Data for processing section start

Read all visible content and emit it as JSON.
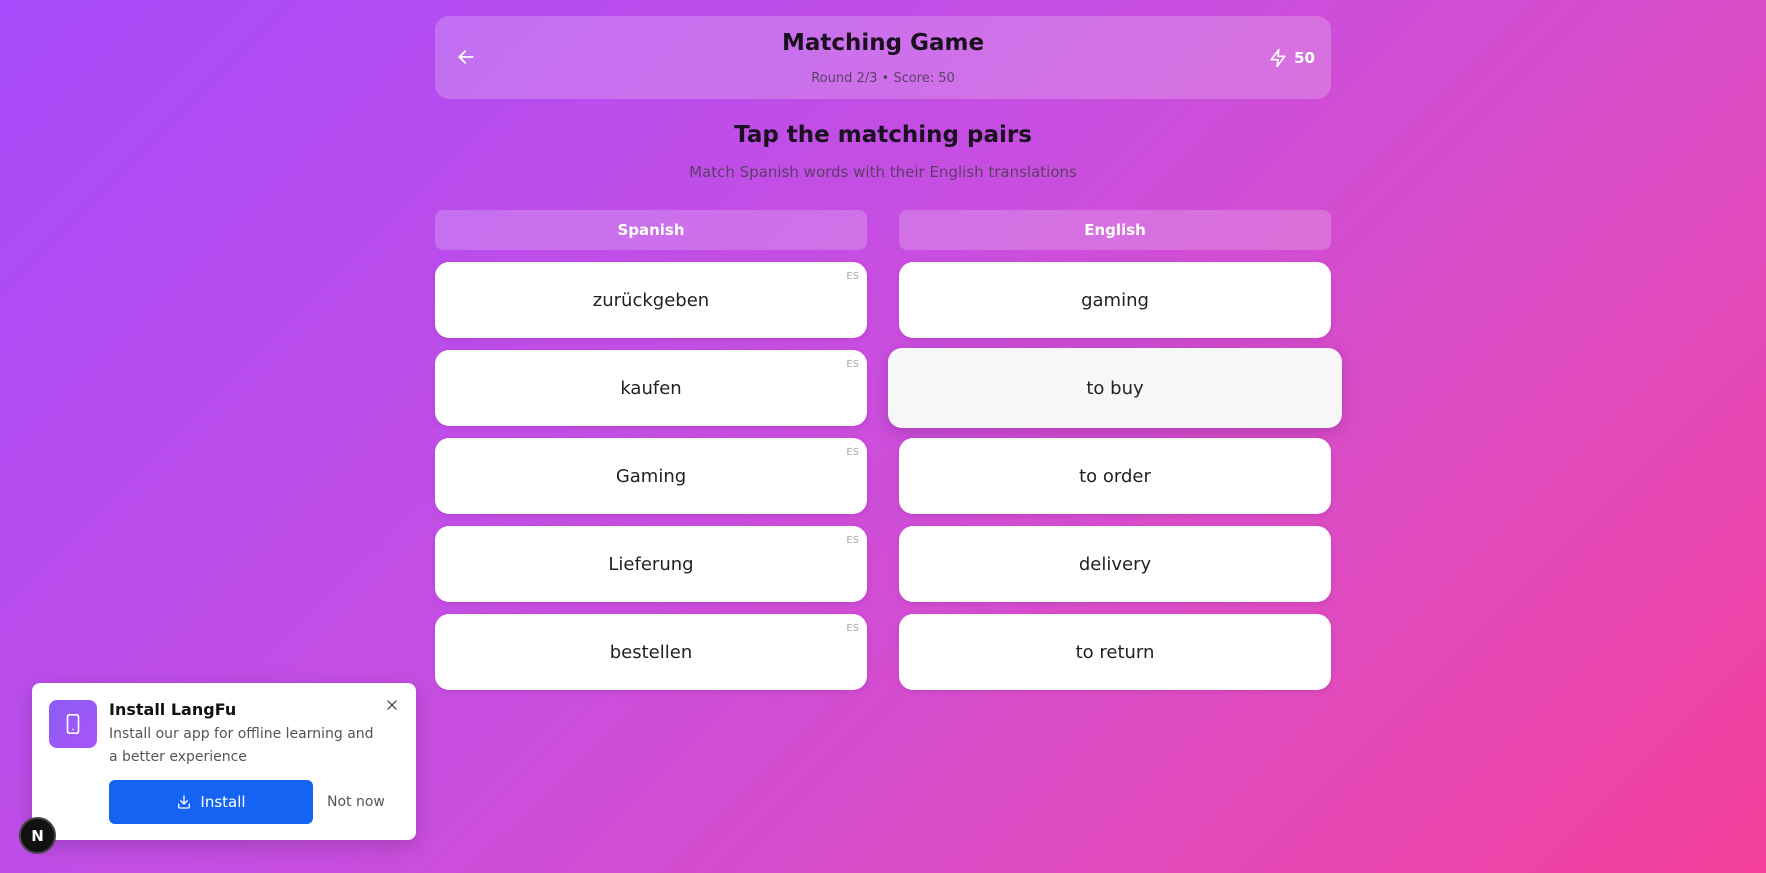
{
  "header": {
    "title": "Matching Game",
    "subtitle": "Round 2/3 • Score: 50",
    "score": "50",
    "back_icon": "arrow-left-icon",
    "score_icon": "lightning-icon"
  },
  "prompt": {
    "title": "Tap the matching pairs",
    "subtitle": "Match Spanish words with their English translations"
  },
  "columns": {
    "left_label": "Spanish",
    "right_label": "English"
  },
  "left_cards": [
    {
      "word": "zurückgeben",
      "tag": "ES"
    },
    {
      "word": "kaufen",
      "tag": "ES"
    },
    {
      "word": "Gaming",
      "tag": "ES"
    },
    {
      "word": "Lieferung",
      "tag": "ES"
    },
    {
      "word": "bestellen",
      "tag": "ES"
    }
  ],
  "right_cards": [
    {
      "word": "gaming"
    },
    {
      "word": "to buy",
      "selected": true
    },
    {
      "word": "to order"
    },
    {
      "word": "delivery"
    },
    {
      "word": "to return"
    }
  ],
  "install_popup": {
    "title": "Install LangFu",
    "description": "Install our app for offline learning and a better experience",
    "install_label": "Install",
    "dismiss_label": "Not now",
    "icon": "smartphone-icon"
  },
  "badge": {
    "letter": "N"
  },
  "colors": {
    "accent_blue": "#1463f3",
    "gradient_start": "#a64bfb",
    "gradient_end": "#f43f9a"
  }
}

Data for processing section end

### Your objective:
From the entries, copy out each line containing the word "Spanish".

### Finished task:
    "subtitle": "Match Spanish words with their English translations"
    "left_label": "Spanish",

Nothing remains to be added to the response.